Nevertheless, the number of people clamouring for a space down the front - many resplendent in Galaxie 500 t-shirts - suggests the wait is nearly over at the fourth time of asking. Flanked by long time musical partner and spouse Britta Phillips on bass, alongside guitarist Derek See and drummer Roger Brogan, also of LA experimental duo The Gentle Cycle, the latter also having played with Sonic Boom in Spectrum. Opening the set with five songs off Wareham’s most recent LP I Have Nothing To Say To The Mayor Of LA, a record that deserves its time in the spotlight equally as much as anything from its creator’s back catalogue. “The Past Is Our Plaything” kickstarts proceedings, its observational narrative providing a lavish introduction through a fanfarous “Robin & Richard” then solemn delivery of “The Last Word” before a momentous “Corridors Of Power” and elegant run through Lazy Smoke’s obscure but riveting “Under Skys” leads the way into Galaxie 500 territories.

Heralded by many critics as their finest hour, On Fire undoubtedly opened the door to brand new audiences around the world for Galaxie 500. Indeed, yours truly first caught their wares (and immediately fell in love) whilst they were supporting The Sundays (a show just as memorable for the headliners only playing three songs due to singer Harriet Wheeler coming down with a throat infection) at Nottingham Trent Polytechnic in February 1990. It was to be the only time I’d see them live, but the lasting impression of that show coupled with a recording output many of their peers would die for has cemented Galaxie 500’s status as one of the most groundbreaking acts from that era. So hearing the ten songs that make up On Fire one more time is a joyous - if sometimes poignant - occasion.

Preferring to mix up the running order a little from how its presented on record, “When Will You Come Home” swaps places with “Snowstorm” in the early part of the set while “Strange” takes last place for a rousing finale rather than the cover of George Harrison’s “Isn’t It A Pity” that closes the album. Each of its ten pieces delivered impeccably, Wareham’s unmistakeable vocal at the forefront throughout. Returning for two encores, the first of which sees a faithful rendition of Galaxie 500’s debut single “Tugboat” receive a multitude of whoops and cheers. The second taking Jonathan Richman’s “Don’t Let Our Youth Go To Waste” and making it his own in inimitable fashion.

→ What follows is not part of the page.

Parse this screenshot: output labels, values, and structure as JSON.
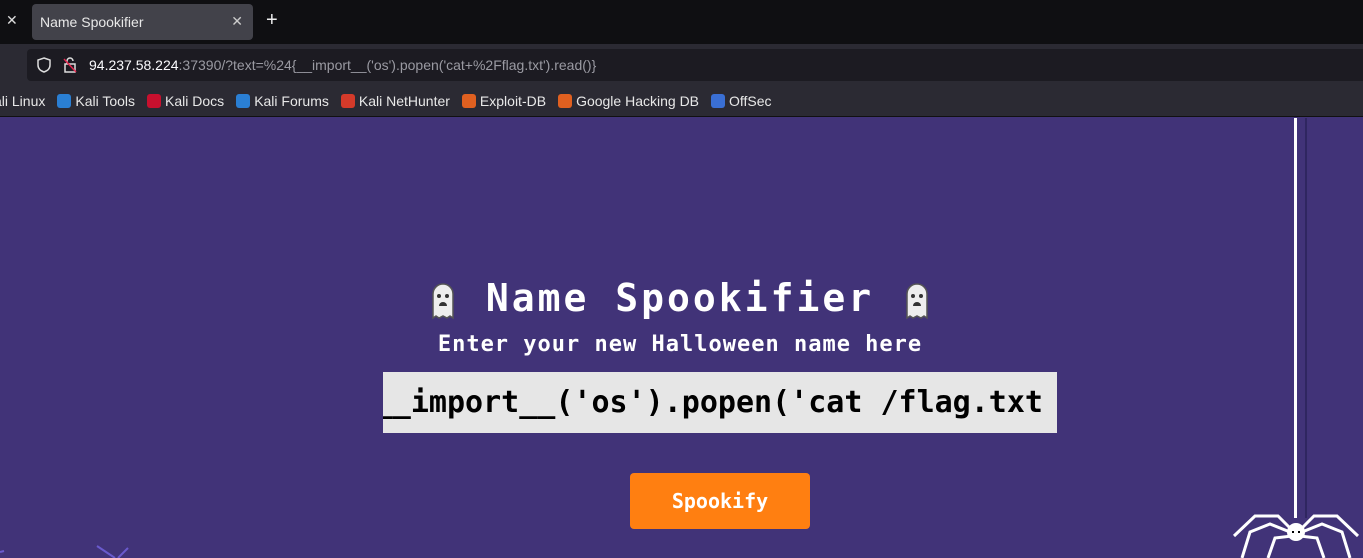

Overall, Wareham and band provide a timely reminder of why he’s held in such high esteem, fusing artefacts from the past with some of his finest works this century. Here’s to his next visit.


Submit your comment

Name Required

Email Required, will not be published


Remember my personal information
Notify me of follow-up comments?

Please enter the word you see in the image below:

There are no comments for this entry yet.